At one time, Erik Erikson was a pop-culture intellectual hero of American culture today, in the same vein accorded “import” brains like Herbert Marcuse, Adorno and Arendt who dabbled in selective slices of Americana in the name of humanism. He contributed new phrases to the American lexicon, buzz-words that actually meant very little such as “life cycle,” “identity crisis,” “inner space,” “psychohistory” as catchwords, signifiers, of novel ways analyze and engage in play acting dramas as a means of confronting our lives and reaching for the alleged core of identity. In his work on case histories, Erikson was able to emancipate the overlooked and nobilize the subject through an actualization process that pierced stereotypes of the demonized, profane and mythological making the whole vivid and sympathetic within what could be called the Freud drama of family dynamics in the full glory of its dysfunction as well as compelling aspects as a credible marvellous whole with the same theory showing similar patterns whether on an Indian reservation, wealthy Western suburb, or isolated European mountain village.
…To fathom the genius of a culture, it goes back to tracing the implanting of the dominant value system into each newborn member of a primitive community; a culture establishes in the young a basic social grammar that is rooted in early bodily experience. For Erikson, the Sioux child’s preverbial conditioningis seen as as an ingenious arrangement that would first secure in him a safe combination of undiminished self-confidence and trust in the availability of food supply, and then an ever ready anger in the face of interference, for both trust and aggression as both necessary for the functioning of a hunter democracy. Childbearing was partly based on the assumption that rage makes a child strong so a certain level of child abuse while the infant is strapped in his cradelboard inhibiting muscular expression was thought to provoke rage and help establish a lasting reservoir of aggression that contributed to the much described “trait” of anger and cruelty in the Sioux character.
Universally, in studying the Sioux, Erikson was touching upon he extreme masculine ideal, misogyny, at the basis of almost all cultures. From the age of six, the daily patterns of boy and girl differed radically. The boy was to become restless, brave and reckless; the girl reticent, industrious and chaste. While intrusive and sadistic tendencies were cultivated as masculine, corresponding inhibitions were invoked in the girl, as is typical of what to Erikson was likely the “primitive” society, where girls who overstepped their restrictions might be raped by boys with impunity.

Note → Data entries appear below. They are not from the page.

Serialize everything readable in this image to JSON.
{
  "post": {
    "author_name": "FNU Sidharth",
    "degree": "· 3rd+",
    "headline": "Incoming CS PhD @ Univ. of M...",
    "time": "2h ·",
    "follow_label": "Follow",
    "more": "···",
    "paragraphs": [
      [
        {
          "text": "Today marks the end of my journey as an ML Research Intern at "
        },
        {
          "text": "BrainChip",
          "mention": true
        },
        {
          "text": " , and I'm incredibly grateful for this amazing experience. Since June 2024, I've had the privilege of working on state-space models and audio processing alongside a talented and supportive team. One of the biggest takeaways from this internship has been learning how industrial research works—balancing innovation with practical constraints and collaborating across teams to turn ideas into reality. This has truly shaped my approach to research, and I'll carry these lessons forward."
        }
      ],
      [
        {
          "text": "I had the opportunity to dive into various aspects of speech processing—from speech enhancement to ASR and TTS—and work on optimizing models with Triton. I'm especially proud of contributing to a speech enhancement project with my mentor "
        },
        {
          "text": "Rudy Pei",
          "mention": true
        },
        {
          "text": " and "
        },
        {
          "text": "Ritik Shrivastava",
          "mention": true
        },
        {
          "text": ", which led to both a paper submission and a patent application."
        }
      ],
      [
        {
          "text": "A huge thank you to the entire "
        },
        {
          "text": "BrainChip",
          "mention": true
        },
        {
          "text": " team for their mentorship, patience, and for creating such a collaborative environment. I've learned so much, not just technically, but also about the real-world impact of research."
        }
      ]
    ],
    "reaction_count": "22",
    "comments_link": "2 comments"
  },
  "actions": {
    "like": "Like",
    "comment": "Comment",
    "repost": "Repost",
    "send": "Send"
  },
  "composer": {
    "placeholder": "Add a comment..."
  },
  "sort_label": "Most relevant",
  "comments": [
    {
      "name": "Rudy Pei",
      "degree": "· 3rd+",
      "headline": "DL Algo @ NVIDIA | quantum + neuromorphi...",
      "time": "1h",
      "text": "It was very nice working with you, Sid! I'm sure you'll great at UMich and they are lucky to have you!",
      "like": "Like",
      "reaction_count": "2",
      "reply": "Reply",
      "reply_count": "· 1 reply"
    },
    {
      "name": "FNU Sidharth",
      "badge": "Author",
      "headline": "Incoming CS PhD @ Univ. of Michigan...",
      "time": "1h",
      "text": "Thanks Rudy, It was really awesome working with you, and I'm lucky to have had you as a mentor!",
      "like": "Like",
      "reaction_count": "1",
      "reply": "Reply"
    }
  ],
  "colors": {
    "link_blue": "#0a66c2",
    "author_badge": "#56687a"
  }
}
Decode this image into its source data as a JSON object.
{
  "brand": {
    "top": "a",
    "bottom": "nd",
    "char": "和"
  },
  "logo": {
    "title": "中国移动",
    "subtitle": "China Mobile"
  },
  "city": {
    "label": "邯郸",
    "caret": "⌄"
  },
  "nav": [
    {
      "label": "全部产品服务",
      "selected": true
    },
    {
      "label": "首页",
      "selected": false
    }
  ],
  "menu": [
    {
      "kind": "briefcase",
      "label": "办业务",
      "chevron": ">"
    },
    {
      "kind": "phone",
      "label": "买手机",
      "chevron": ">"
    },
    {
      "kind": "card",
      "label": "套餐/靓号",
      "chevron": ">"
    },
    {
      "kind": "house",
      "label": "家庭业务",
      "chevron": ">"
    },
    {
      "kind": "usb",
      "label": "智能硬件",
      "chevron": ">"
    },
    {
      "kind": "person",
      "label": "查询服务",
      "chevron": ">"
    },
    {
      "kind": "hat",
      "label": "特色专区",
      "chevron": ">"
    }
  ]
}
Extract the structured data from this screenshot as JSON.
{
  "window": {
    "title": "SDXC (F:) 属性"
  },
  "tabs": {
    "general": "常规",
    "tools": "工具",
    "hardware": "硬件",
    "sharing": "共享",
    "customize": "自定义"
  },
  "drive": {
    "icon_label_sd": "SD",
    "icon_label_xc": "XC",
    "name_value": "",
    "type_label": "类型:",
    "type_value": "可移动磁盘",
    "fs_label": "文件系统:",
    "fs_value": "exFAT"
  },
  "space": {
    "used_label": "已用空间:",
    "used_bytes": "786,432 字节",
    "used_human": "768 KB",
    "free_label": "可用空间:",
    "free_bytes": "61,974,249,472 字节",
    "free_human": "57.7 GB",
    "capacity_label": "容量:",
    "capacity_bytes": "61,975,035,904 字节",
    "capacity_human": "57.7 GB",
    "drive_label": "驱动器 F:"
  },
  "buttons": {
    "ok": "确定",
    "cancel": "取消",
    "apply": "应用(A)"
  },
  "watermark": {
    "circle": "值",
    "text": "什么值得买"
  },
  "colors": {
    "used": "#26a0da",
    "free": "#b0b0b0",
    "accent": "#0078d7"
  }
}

The assertion is that functioning cultures, cannot afford to distort the self-image of women and to take chances with their capacity to integrate their social and personal lives, if for no other reason than that they must continue to support fully and effectively the development of well-functioning boys and girls. The women’s task of laying the foundation for the Sioux,s basic attitude toward the world as a whole, may have given female functions and modes equality in cultural and economic importance with those of men, and may, according to rikson, have prevented the vast majority of women from resentment and rebellion in the light of their restricted participation in the more spectacular male activities.
At certain cermenonies such as the Sun Dance, the women would assist the males during prescribed self-torture; an example in which homogenous cultures, here a culture with an extreme elaboration of male fortitude and female solicitude attempt to pay in the currency of prestige for whatever exploitation they have come to impose.
I suppose when the Erikson theories first appeared in these new contexts, they looked like a gale force of fresh air on a subject as sad as genocide and displacement. But, in an odd way, there is something also a bit perverse in searching for a unified field theory of psychology in this “we are all the same approach” in a kind of anonymity, even insidiously, a sort of moving the goalposts on the way to cultural academic-washing where the subjects actually end up being more dehumanized in forced effort to empathize with their fears and concerns and giving acceptance to stains of depression and barbarism as if this “other” the necessary defective human being on the pecking order is needed in a defective society that shows we are all somehow peculiarly unfit or lack the vitality of being organically alive human beings.